  2. ^ [1] Archived January 10, 2007, at the Wayback Machine
  3. ^ [2][dead link]
  4. ^ "Representative Christopher P. Carney, Proudly Serving the People of the 10th District of Pennsylvania". Archived from the original on 2008-07-31.
  5. ^ Carol Rosenberg (2010-11-18). "Congressman interrogated Guantánamo detainees". Miami Herald. Archived from the original on 2010-11-21. So it came as a surprise last month when a Pennsylvania congressman seeking reelection campaigned as the only member of the U.S. Congress to have interrogated a Guantánamo detainee.
  6. ^ Andrew M. Seder (2010-10-28). "Carney touts record, trust issue". Times Leader. Archived from the original on 2010-11-21. He said he is the only member of Congress to have personally interrogated a detainee at Guantanamo Bay, he's been to the Mexico/U.S. border to see how the border surveillance system operates and he has participated in Predator and Reaper drone missions.
  7. ^ "Committee on Homeland Security". Archived from the original on 2012-02-13. Retrieved 2012-05-18.
  8. ^ House Transportation and Infrastructure Committee: About the Committee
  9. ^ [3] Archived February 1, 2007, at the Wayback Machine
  10. ^ "Committee on Homeland Security". 2007-01-18. Archived from the original on 2012-02-13. Retrieved 2012-05-18.
  11. ^ a b "Project Vote Smart - Representative Carney's issue positions (Political Courage Test". Archived from the original on 2007-12-06. Retrieved 2012-05-18.
  12. ^ "Sherwood protests stem-cell criticism 10/12/06". Retrieved 2012-05-18.
  13. ^ "On The Issues - Representative Carney's issue positions". Retrieved 2012-05-18.
  14. ^ "On The Issues - Representative Carney's issue positions".
  15. ^ "Chris Carney for Congress website". Retrieved 2012-05-18.
  16. ^ "Chris Carney votes". Archived from the original on 2012-04-06. Retrieved 2012-05-18.
  17. ^ a b Risen, James (November 28, 2006). "A New House Democrat With an Insiders' View of Iraq". The New York Times. Retrieved April 28, 2010.

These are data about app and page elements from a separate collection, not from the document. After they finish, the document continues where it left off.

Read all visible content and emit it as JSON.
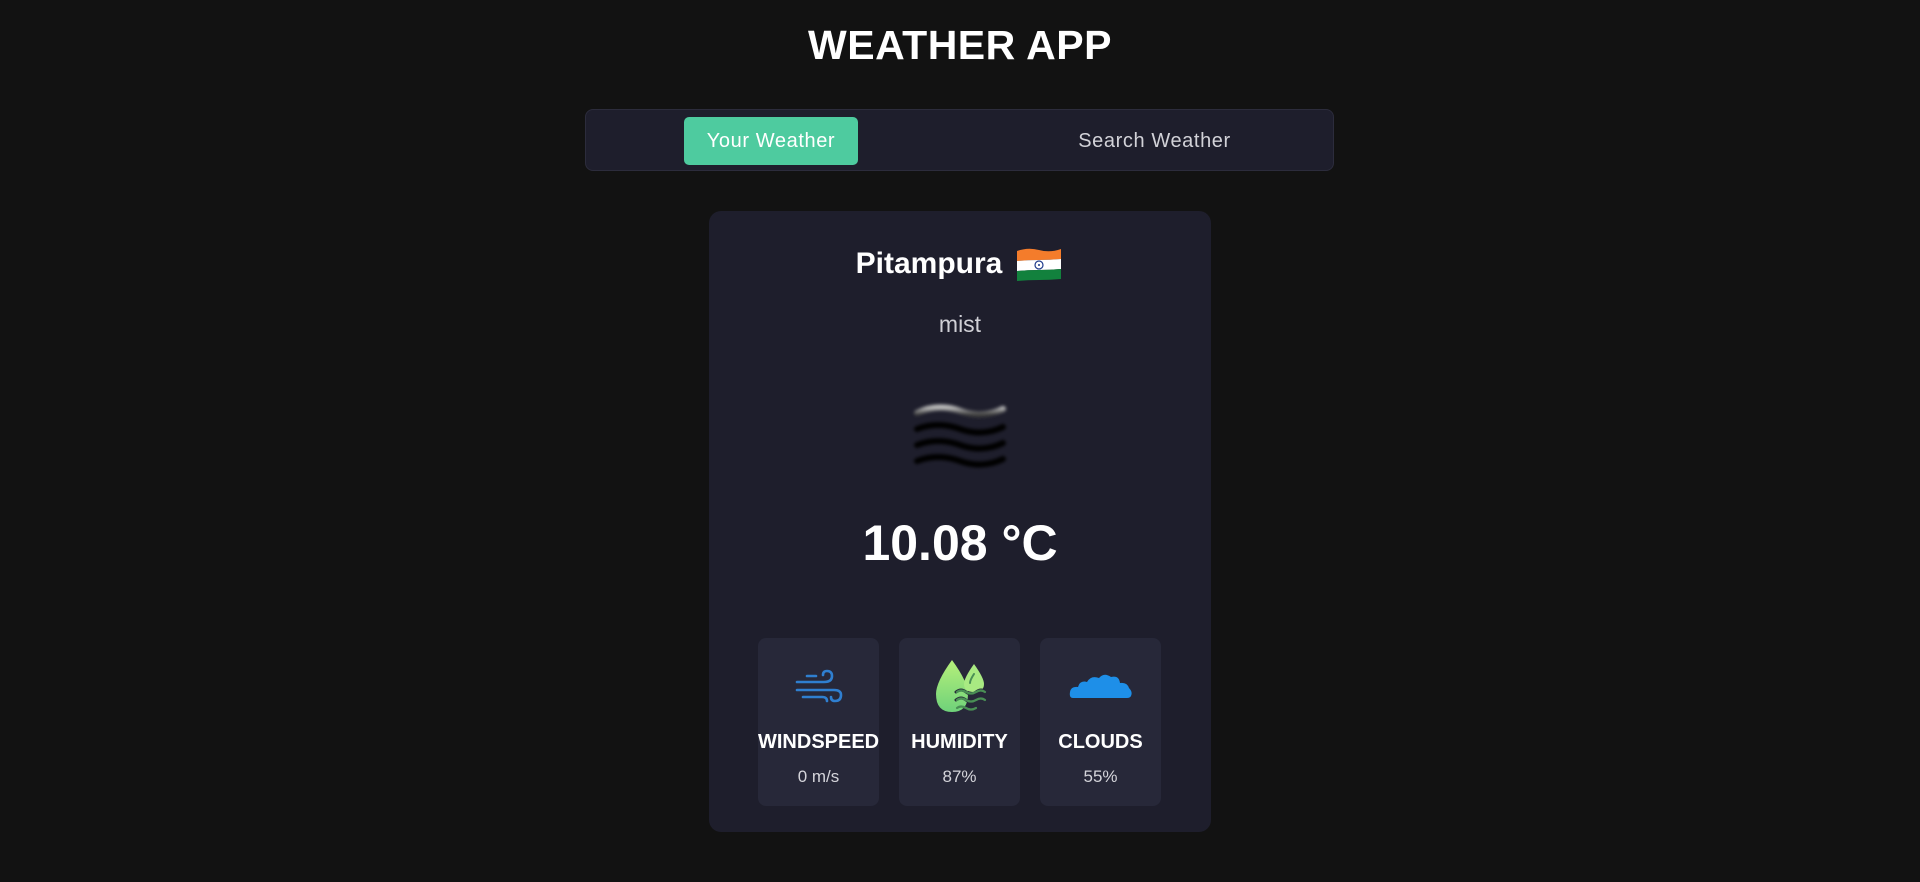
{
  "app": {
    "title": "WEATHER APP"
  },
  "tabs": [
    {
      "label": "Your Weather",
      "active": true
    },
    {
      "label": "Search Weather",
      "active": false
    }
  ],
  "weather": {
    "city": "Pitampura",
    "country_flag_icon": "india-flag-icon",
    "condition": "mist",
    "condition_icon": "mist-icon",
    "temperature": "10.08 °C"
  },
  "stats": [
    {
      "label": "WINDSPEED",
      "value": "0 m/s",
      "icon": "wind-icon"
    },
    {
      "label": "HUMIDITY",
      "value": "87%",
      "icon": "humidity-icon"
    },
    {
      "label": "CLOUDS",
      "value": "55%",
      "icon": "cloud-icon"
    }
  ],
  "colors": {
    "background": "#121212",
    "panel": "#1e1e2c",
    "stat_card": "#272839",
    "accent": "#4ecb9f"
  }
}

  18. ^ "Bailout Roll Call". 2008-10-03. Retrieved March 18, 2010.
  19. ^ "Stimulus Roll Call". 2009-01-28. Retrieved March 18, 2010.
  20. ^ "Health Reform Roll Call". 2009-11-07. Retrieved March 18, 2010.
  21. ^ "FINAL VOTE RESULTS FOR ROLL CALL 165". 21 March 2012. Retrieved 2012-06-19.
  22. ^ "Endorsements | Chris Carney for Congress". Archived from the original on 2010-07-30. Retrieved 2010-07-12.
  23. ^ "The Pennsylvania Progressive: Carney/Biden Event". 2006-10-10. Retrieved 2012-05-18.
  24. ^ [4] Archived December 13, 2006, at the Wayback Machine
  25. ^ Freyvogel, Colleen (2006-08-03). "The Tribune Democrat, Johnstown, PA - Under fire: Murtha defends comments about war, troops". Archived from the original on 2009-07-25. Retrieved 2012-05-18.
  26. ^ Spiegel, Peter (November 4, 2006). "Perle says he should not have backed Iraq war". Los Angeles Times.
  27. ^ Jones, Coulter (September 30, 2008). "Carney, Hackett differ on privatizing Social Security". The Citizens' Voice.[permanent dead link]
  28. ^ "Commonwealth of PA - Elections Information". 2008-11-04. Archived from the original on 2008-12-08. Retrieved 2010-07-12.

External linksEdit